▶ _REQUIRED WORK_
All entries, exactly as written, should be output again.
--- THE INPUT Enclosed Below ---
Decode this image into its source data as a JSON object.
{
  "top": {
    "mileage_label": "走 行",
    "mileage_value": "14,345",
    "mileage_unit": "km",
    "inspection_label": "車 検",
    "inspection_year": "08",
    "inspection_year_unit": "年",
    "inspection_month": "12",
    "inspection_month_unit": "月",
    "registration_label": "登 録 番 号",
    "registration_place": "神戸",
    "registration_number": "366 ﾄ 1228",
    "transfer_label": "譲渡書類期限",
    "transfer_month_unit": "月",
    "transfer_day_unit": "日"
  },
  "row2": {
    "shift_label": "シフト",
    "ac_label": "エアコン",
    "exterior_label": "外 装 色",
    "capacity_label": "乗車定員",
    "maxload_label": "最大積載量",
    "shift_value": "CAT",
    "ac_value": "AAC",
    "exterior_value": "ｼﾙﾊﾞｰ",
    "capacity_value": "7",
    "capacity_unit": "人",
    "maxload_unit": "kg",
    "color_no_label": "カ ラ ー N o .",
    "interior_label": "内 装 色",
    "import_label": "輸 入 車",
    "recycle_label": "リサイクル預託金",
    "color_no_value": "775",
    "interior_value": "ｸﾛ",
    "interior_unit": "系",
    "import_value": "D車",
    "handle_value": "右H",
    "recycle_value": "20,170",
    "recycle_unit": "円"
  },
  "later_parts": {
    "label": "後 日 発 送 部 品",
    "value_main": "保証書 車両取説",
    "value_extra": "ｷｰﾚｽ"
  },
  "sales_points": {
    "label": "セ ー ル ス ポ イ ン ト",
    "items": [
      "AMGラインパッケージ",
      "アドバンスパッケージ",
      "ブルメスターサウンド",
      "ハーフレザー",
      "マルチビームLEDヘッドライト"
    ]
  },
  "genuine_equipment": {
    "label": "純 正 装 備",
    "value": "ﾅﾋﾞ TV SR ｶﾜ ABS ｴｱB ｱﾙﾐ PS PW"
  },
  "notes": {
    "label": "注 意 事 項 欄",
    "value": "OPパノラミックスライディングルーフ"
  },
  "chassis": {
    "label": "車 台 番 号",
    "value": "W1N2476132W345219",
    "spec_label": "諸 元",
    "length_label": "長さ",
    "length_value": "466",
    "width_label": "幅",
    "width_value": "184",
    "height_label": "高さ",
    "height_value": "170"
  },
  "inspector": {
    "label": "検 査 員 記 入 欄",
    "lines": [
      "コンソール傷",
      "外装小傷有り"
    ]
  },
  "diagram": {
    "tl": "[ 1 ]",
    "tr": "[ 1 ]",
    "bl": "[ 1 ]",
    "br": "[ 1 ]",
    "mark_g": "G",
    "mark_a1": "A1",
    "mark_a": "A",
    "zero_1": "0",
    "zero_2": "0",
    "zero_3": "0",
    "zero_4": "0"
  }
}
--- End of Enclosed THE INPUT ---
▶ _OUTPUT FOR THIS TASK_
Decode this image into its source data as a JSON object.
{
  "top": {
    "mileage_label": "走 行",
    "mileage_value": "14,345",
    "mileage_unit": "km",
    "inspection_label": "車 検",
    "inspection_year": "08",
    "inspection_year_unit": "年",
    "inspection_month": "12",
    "inspection_month_unit": "月",
    "registration_label": "登 録 番 号",
    "registration_place": "神戸",
    "registration_number": "366 ﾄ 1228",
    "transfer_label": "譲渡書類期限",
    "transfer_month_unit": "月",
    "transfer_day_unit": "日"
  },
  "row2": {
    "shift_label": "シフト",
    "ac_label": "エアコン",
    "exterior_label": "外 装 色",
    "capacity_label": "乗車定員",
    "maxload_label": "最大積載量",
    "shift_value": "CAT",
    "ac_value": "AAC",
    "exterior_value": "ｼﾙﾊﾞｰ",
    "capacity_value": "7",
    "capacity_unit": "人",
    "maxload_unit": "kg",
    "color_no_label": "カ ラ ー N o .",
    "interior_label": "内 装 色",
    "import_label": "輸 入 車",
    "recycle_label": "リサイクル預託金",
    "color_no_value": "775",
    "interior_value": "ｸﾛ",
    "interior_unit": "系",
    "import_value": "D車",
    "handle_value": "右H",
    "recycle_value": "20,170",
    "recycle_unit": "円"
  },
  "later_parts": {
    "label": "後 日 発 送 部 品",
    "value_main": "保証書 車両取説",
    "value_extra": "ｷｰﾚｽ"
  },
  "sales_points": {
    "label": "セ ー ル ス ポ イ ン ト",
    "items": [
      "AMGラインパッケージ",
      "アドバンスパッケージ",
      "ブルメスターサウンド",
      "ハーフレザー",
      "マルチビームLEDヘッドライト"
    ]
  },
  "genuine_equipment": {
    "label": "純 正 装 備",
    "value": "ﾅﾋﾞ TV SR ｶﾜ ABS ｴｱB ｱﾙﾐ PS PW"
  },
  "notes": {
    "label": "注 意 事 項 欄",
    "value": "OPパノラミックスライディングルーフ"
  },
  "chassis": {
    "label": "車 台 番 号",
    "value": "W1N2476132W345219",
    "spec_label": "諸 元",
    "length_label": "長さ",
    "length_value": "466",
    "width_label": "幅",
    "width_value": "184",
    "height_label": "高さ",
    "height_value": "170"
  },
  "inspector": {
    "label": "検 査 員 記 入 欄",
    "lines": [
      "コンソール傷",
      "外装小傷有り"
    ]
  },
  "diagram": {
    "tl": "[ 1 ]",
    "tr": "[ 1 ]",
    "bl": "[ 1 ]",
    "br": "[ 1 ]",
    "mark_g": "G",
    "mark_a1": "A1",
    "mark_a": "A",
    "zero_1": "0",
    "zero_2": "0",
    "zero_3": "0",
    "zero_4": "0"
  }
}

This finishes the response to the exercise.